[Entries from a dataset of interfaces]
*** Begin section ***

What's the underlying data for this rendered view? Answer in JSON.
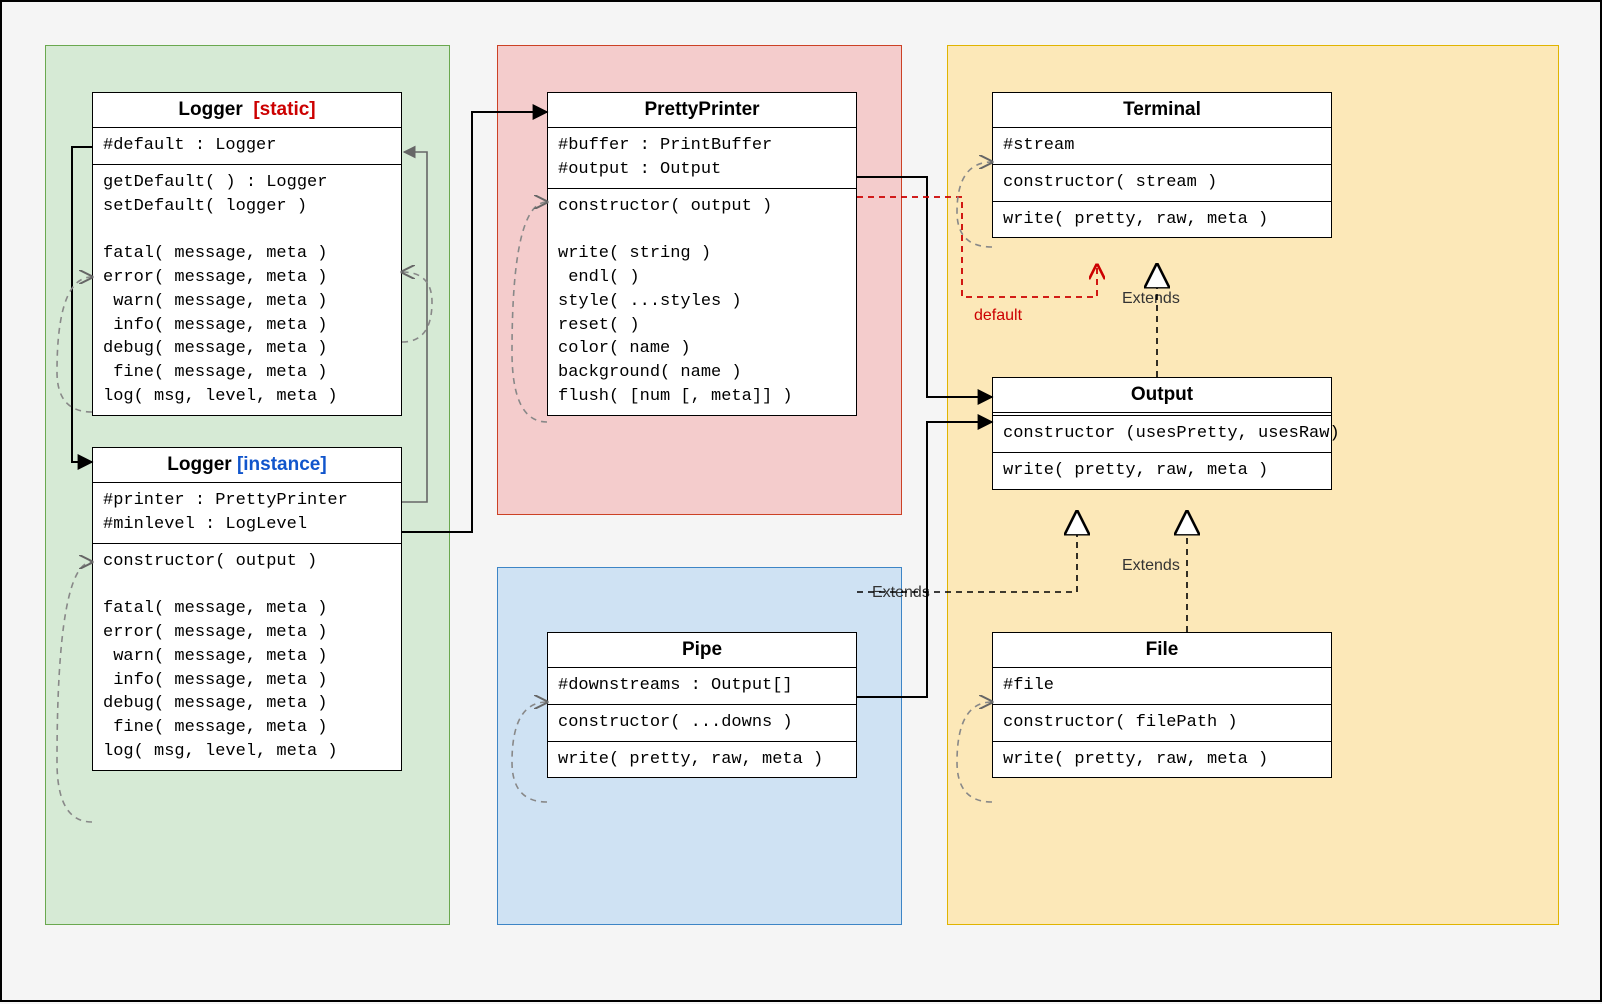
{
  "loggerStatic": {
    "title": "Logger",
    "tag": "[static]",
    "attrs": "#default : Logger",
    "ops": "getDefault( ) : Logger\nsetDefault( logger )\n\nfatal( message, meta )\nerror( message, meta )\n warn( message, meta )\n info( message, meta )\ndebug( message, meta )\n fine( message, meta )\nlog( msg, level, meta )"
  },
  "loggerInstance": {
    "title": "Logger",
    "tag": "[instance]",
    "attrs": "#printer : PrettyPrinter\n#minlevel : LogLevel",
    "ops": "constructor( output )\n\nfatal( message, meta )\nerror( message, meta )\n warn( message, meta )\n info( message, meta )\ndebug( message, meta )\n fine( message, meta )\nlog( msg, level, meta )"
  },
  "prettyPrinter": {
    "title": "PrettyPrinter",
    "attrs": "#buffer : PrintBuffer\n#output : Output",
    "ops": "constructor( output )\n\nwrite( string )\n endl( )\nstyle( ...styles )\nreset( )\ncolor( name )\nbackground( name )\nflush( [num [, meta]] )"
  },
  "terminal": {
    "title": "Terminal",
    "attrs": "#stream",
    "ops1": "constructor( stream )",
    "ops2": "write( pretty, raw, meta )"
  },
  "output": {
    "title": "Output",
    "ops1": "constructor (usesPretty, usesRaw)",
    "ops2": "write( pretty, raw, meta )"
  },
  "pipe": {
    "title": "Pipe",
    "attrs": "#downstreams : Output[]",
    "ops1": "constructor( ...downs )",
    "ops2": "write( pretty, raw, meta )"
  },
  "file": {
    "title": "File",
    "attrs": "#file",
    "ops1": "constructor( filePath )",
    "ops2": "write( pretty, raw, meta )"
  },
  "labels": {
    "extends1": "Extends",
    "extends2": "Extends",
    "extends3": "Extends",
    "default": "default"
  }
}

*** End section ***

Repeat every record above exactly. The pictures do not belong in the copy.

▸ ANSWER BELOW
What's the underlying data for this rendered view? Answer in JSON.
{
  "loggerStatic": {
    "title": "Logger",
    "tag": "[static]",
    "attrs": "#default : Logger",
    "ops": "getDefault( ) : Logger\nsetDefault( logger )\n\nfatal( message, meta )\nerror( message, meta )\n warn( message, meta )\n info( message, meta )\ndebug( message, meta )\n fine( message, meta )\nlog( msg, level, meta )"
  },
  "loggerInstance": {
    "title": "Logger",
    "tag": "[instance]",
    "attrs": "#printer : PrettyPrinter\n#minlevel : LogLevel",
    "ops": "constructor( output )\n\nfatal( message, meta )\nerror( message, meta )\n warn( message, meta )\n info( message, meta )\ndebug( message, meta )\n fine( message, meta )\nlog( msg, level, meta )"
  },
  "prettyPrinter": {
    "title": "PrettyPrinter",
    "attrs": "#buffer : PrintBuffer\n#output : Output",
    "ops": "constructor( output )\n\nwrite( string )\n endl( )\nstyle( ...styles )\nreset( )\ncolor( name )\nbackground( name )\nflush( [num [, meta]] )"
  },
  "terminal": {
    "title": "Terminal",
    "attrs": "#stream",
    "ops1": "constructor( stream )",
    "ops2": "write( pretty, raw, meta )"
  },
  "output": {
    "title": "Output",
    "ops1": "constructor (usesPretty, usesRaw)",
    "ops2": "write( pretty, raw, meta )"
  },
  "pipe": {
    "title": "Pipe",
    "attrs": "#downstreams : Output[]",
    "ops1": "constructor( ...downs )",
    "ops2": "write( pretty, raw, meta )"
  },
  "file": {
    "title": "File",
    "attrs": "#file",
    "ops1": "constructor( filePath )",
    "ops2": "write( pretty, raw, meta )"
  },
  "labels": {
    "extends1": "Extends",
    "extends2": "Extends",
    "extends3": "Extends",
    "default": "default"
  }
}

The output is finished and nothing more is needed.